[SOURCE MATERIAL — start]

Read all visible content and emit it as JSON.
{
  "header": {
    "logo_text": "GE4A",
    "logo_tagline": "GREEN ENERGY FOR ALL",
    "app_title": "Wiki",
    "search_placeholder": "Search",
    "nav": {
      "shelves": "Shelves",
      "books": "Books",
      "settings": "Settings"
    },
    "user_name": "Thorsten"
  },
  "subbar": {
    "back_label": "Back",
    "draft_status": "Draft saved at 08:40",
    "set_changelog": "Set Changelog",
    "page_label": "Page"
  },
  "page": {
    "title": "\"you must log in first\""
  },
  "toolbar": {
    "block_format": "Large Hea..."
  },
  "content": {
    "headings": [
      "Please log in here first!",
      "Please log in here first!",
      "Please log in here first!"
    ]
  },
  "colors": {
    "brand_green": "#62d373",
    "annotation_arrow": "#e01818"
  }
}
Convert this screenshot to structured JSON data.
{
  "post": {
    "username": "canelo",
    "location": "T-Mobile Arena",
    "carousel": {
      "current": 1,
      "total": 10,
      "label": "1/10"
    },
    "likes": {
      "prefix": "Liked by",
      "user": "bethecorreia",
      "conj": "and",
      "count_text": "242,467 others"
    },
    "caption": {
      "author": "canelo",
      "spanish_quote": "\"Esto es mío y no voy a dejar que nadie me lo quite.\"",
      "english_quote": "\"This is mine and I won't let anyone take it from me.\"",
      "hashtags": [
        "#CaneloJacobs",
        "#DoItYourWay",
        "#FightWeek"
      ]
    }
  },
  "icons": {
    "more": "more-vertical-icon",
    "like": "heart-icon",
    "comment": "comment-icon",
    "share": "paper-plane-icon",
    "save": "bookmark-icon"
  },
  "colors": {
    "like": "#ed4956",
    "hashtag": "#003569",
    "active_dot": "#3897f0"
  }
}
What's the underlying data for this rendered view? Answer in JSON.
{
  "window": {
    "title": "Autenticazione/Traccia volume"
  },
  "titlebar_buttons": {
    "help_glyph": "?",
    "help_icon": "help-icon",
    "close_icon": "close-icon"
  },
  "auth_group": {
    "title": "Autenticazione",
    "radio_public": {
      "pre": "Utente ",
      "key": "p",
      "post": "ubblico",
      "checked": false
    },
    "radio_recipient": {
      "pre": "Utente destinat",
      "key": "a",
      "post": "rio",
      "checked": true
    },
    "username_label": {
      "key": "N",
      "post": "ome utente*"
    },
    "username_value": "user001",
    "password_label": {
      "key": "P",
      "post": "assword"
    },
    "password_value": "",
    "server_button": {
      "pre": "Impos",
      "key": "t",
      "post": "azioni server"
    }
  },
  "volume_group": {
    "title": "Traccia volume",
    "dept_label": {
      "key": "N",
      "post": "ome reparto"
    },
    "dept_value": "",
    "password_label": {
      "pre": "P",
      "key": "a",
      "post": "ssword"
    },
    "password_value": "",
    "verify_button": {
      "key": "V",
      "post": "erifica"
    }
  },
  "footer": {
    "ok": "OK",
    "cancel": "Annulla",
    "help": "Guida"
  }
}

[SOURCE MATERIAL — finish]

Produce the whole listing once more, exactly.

*ANSWER SPACE:*
Read all visible content and emit it as JSON.
{
  "header": {
    "logo_text": "GE4A",
    "logo_tagline": "GREEN ENERGY FOR ALL",
    "app_title": "Wiki",
    "search_placeholder": "Search",
    "nav": {
      "shelves": "Shelves",
      "books": "Books",
      "settings": "Settings"
    },
    "user_name": "Thorsten"
  },
  "subbar": {
    "back_label": "Back",
    "draft_status": "Draft saved at 08:40",
    "set_changelog": "Set Changelog",
    "page_label": "Page"
  },
  "page": {
    "title": "\"you must log in first\""
  },
  "toolbar": {
    "block_format": "Large Hea..."
  },
  "content": {
    "headings": [
      "Please log in here first!",
      "Please log in here first!",
      "Please log in here first!"
    ]
  },
  "colors": {
    "brand_green": "#62d373",
    "annotation_arrow": "#e01818"
  }
}
Convert this screenshot to structured JSON data.
{
  "post": {
    "username": "canelo",
    "location": "T-Mobile Arena",
    "carousel": {
      "current": 1,
      "total": 10,
      "label": "1/10"
    },
    "likes": {
      "prefix": "Liked by",
      "user": "bethecorreia",
      "conj": "and",
      "count_text": "242,467 others"
    },
    "caption": {
      "author": "canelo",
      "spanish_quote": "\"Esto es mío y no voy a dejar que nadie me lo quite.\"",
      "english_quote": "\"This is mine and I won't let anyone take it from me.\"",
      "hashtags": [
        "#CaneloJacobs",
        "#DoItYourWay",
        "#FightWeek"
      ]
    }
  },
  "icons": {
    "more": "more-vertical-icon",
    "like": "heart-icon",
    "comment": "comment-icon",
    "share": "paper-plane-icon",
    "save": "bookmark-icon"
  },
  "colors": {
    "like": "#ed4956",
    "hashtag": "#003569",
    "active_dot": "#3897f0"
  }
}
What's the underlying data for this rendered view? Answer in JSON.
{
  "window": {
    "title": "Autenticazione/Traccia volume"
  },
  "titlebar_buttons": {
    "help_glyph": "?",
    "help_icon": "help-icon",
    "close_icon": "close-icon"
  },
  "auth_group": {
    "title": "Autenticazione",
    "radio_public": {
      "pre": "Utente ",
      "key": "p",
      "post": "ubblico",
      "checked": false
    },
    "radio_recipient": {
      "pre": "Utente destinat",
      "key": "a",
      "post": "rio",
      "checked": true
    },
    "username_label": {
      "key": "N",
      "post": "ome utente*"
    },
    "username_value": "user001",
    "password_label": {
      "key": "P",
      "post": "assword"
    },
    "password_value": "",
    "server_button": {
      "pre": "Impos",
      "key": "t",
      "post": "azioni server"
    }
  },
  "volume_group": {
    "title": "Traccia volume",
    "dept_label": {
      "key": "N",
      "post": "ome reparto"
    },
    "dept_value": "",
    "password_label": {
      "pre": "P",
      "key": "a",
      "post": "ssword"
    },
    "password_value": "",
    "verify_button": {
      "key": "V",
      "post": "erifica"
    }
  },
  "footer": {
    "ok": "OK",
    "cancel": "Annulla",
    "help": "Guida"
  }
}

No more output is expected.